What the task asks: When you write the records again, keep every line exactly as it was.

****************************************

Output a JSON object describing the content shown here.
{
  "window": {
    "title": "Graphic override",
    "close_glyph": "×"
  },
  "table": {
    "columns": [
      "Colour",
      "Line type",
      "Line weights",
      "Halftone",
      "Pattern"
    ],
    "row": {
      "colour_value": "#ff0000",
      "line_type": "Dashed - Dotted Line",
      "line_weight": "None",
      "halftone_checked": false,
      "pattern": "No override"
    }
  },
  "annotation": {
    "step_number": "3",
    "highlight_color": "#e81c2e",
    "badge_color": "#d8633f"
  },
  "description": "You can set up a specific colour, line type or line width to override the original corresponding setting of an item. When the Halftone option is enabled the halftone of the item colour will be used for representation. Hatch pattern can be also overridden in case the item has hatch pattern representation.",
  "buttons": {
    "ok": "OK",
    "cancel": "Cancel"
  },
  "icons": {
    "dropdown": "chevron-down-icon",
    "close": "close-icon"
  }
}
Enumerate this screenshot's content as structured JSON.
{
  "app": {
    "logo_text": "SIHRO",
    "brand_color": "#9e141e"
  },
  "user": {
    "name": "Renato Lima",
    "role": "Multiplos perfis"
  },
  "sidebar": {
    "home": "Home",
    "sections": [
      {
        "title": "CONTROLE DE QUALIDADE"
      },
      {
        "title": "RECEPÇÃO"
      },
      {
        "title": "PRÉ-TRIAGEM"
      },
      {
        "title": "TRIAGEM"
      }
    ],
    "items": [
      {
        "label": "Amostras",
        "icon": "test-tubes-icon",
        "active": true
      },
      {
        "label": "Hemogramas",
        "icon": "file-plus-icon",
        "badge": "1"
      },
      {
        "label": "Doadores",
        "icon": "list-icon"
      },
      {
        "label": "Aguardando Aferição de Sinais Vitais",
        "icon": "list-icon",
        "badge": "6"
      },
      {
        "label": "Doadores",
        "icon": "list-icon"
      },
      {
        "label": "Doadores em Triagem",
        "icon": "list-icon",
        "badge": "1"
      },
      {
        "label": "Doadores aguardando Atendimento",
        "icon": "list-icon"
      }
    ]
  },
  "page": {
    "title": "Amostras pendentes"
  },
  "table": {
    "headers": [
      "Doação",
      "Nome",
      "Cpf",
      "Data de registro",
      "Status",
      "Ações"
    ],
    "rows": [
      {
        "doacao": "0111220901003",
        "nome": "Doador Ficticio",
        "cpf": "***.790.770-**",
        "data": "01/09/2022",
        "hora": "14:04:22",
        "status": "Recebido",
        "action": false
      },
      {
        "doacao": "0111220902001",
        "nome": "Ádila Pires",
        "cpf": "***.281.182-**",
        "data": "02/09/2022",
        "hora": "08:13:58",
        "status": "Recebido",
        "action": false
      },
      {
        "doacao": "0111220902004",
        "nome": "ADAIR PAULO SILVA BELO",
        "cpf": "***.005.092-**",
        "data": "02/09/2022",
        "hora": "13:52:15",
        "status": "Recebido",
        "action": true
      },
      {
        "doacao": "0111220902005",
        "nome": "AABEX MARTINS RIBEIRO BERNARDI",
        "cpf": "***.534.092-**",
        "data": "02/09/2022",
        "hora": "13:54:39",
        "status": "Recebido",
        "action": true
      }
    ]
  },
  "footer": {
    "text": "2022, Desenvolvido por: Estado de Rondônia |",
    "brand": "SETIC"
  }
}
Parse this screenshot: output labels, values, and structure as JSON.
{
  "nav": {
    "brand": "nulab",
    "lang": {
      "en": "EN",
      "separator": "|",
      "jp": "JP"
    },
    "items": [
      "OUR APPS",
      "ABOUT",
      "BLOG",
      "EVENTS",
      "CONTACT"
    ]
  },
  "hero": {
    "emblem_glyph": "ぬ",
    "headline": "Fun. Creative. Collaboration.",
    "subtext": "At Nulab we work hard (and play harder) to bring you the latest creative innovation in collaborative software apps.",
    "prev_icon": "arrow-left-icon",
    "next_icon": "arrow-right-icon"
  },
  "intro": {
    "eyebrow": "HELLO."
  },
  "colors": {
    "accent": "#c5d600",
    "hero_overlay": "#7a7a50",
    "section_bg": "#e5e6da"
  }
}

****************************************

Output of the task:
Output a JSON object describing the content shown here.
{
  "window": {
    "title": "Graphic override",
    "close_glyph": "×"
  },
  "table": {
    "columns": [
      "Colour",
      "Line type",
      "Line weights",
      "Halftone",
      "Pattern"
    ],
    "row": {
      "colour_value": "#ff0000",
      "line_type": "Dashed - Dotted Line",
      "line_weight": "None",
      "halftone_checked": false,
      "pattern": "No override"
    }
  },
  "annotation": {
    "step_number": "3",
    "highlight_color": "#e81c2e",
    "badge_color": "#d8633f"
  },
  "description": "You can set up a specific colour, line type or line width to override the original corresponding setting of an item. When the Halftone option is enabled the halftone of the item colour will be used for representation. Hatch pattern can be also overridden in case the item has hatch pattern representation.",
  "buttons": {
    "ok": "OK",
    "cancel": "Cancel"
  },
  "icons": {
    "dropdown": "chevron-down-icon",
    "close": "close-icon"
  }
}
Enumerate this screenshot's content as structured JSON.
{
  "app": {
    "logo_text": "SIHRO",
    "brand_color": "#9e141e"
  },
  "user": {
    "name": "Renato Lima",
    "role": "Multiplos perfis"
  },
  "sidebar": {
    "home": "Home",
    "sections": [
      {
        "title": "CONTROLE DE QUALIDADE"
      },
      {
        "title": "RECEPÇÃO"
      },
      {
        "title": "PRÉ-TRIAGEM"
      },
      {
        "title": "TRIAGEM"
      }
    ],
    "items": [
      {
        "label": "Amostras",
        "icon": "test-tubes-icon",
        "active": true
      },
      {
        "label": "Hemogramas",
        "icon": "file-plus-icon",
        "badge": "1"
      },
      {
        "label": "Doadores",
        "icon": "list-icon"
      },
      {
        "label": "Aguardando Aferição de Sinais Vitais",
        "icon": "list-icon",
        "badge": "6"
      },
      {
        "label": "Doadores",
        "icon": "list-icon"
      },
      {
        "label": "Doadores em Triagem",
        "icon": "list-icon",
        "badge": "1"
      },
      {
        "label": "Doadores aguardando Atendimento",
        "icon": "list-icon"
      }
    ]
  },
  "page": {
    "title": "Amostras pendentes"
  },
  "table": {
    "headers": [
      "Doação",
      "Nome",
      "Cpf",
      "Data de registro",
      "Status",
      "Ações"
    ],
    "rows": [
      {
        "doacao": "0111220901003",
        "nome": "Doador Ficticio",
        "cpf": "***.790.770-**",
        "data": "01/09/2022",
        "hora": "14:04:22",
        "status": "Recebido",
        "action": false
      },
      {
        "doacao": "0111220902001",
        "nome": "Ádila Pires",
        "cpf": "***.281.182-**",
        "data": "02/09/2022",
        "hora": "08:13:58",
        "status": "Recebido",
        "action": false
      },
      {
        "doacao": "0111220902004",
        "nome": "ADAIR PAULO SILVA BELO",
        "cpf": "***.005.092-**",
        "data": "02/09/2022",
        "hora": "13:52:15",
        "status": "Recebido",
        "action": true
      },
      {
        "doacao": "0111220902005",
        "nome": "AABEX MARTINS RIBEIRO BERNARDI",
        "cpf": "***.534.092-**",
        "data": "02/09/2022",
        "hora": "13:54:39",
        "status": "Recebido",
        "action": true
      }
    ]
  },
  "footer": {
    "text": "2022, Desenvolvido por: Estado de Rondônia |",
    "brand": "SETIC"
  }
}
Parse this screenshot: output labels, values, and structure as JSON.
{
  "nav": {
    "brand": "nulab",
    "lang": {
      "en": "EN",
      "separator": "|",
      "jp": "JP"
    },
    "items": [
      "OUR APPS",
      "ABOUT",
      "BLOG",
      "EVENTS",
      "CONTACT"
    ]
  },
  "hero": {
    "emblem_glyph": "ぬ",
    "headline": "Fun. Creative. Collaboration.",
    "subtext": "At Nulab we work hard (and play harder) to bring you the latest creative innovation in collaborative software apps.",
    "prev_icon": "arrow-left-icon",
    "next_icon": "arrow-right-icon"
  },
  "intro": {
    "eyebrow": "HELLO."
  },
  "colors": {
    "accent": "#c5d600",
    "hero_overlay": "#7a7a50",
    "section_bg": "#e5e6da"
  }
}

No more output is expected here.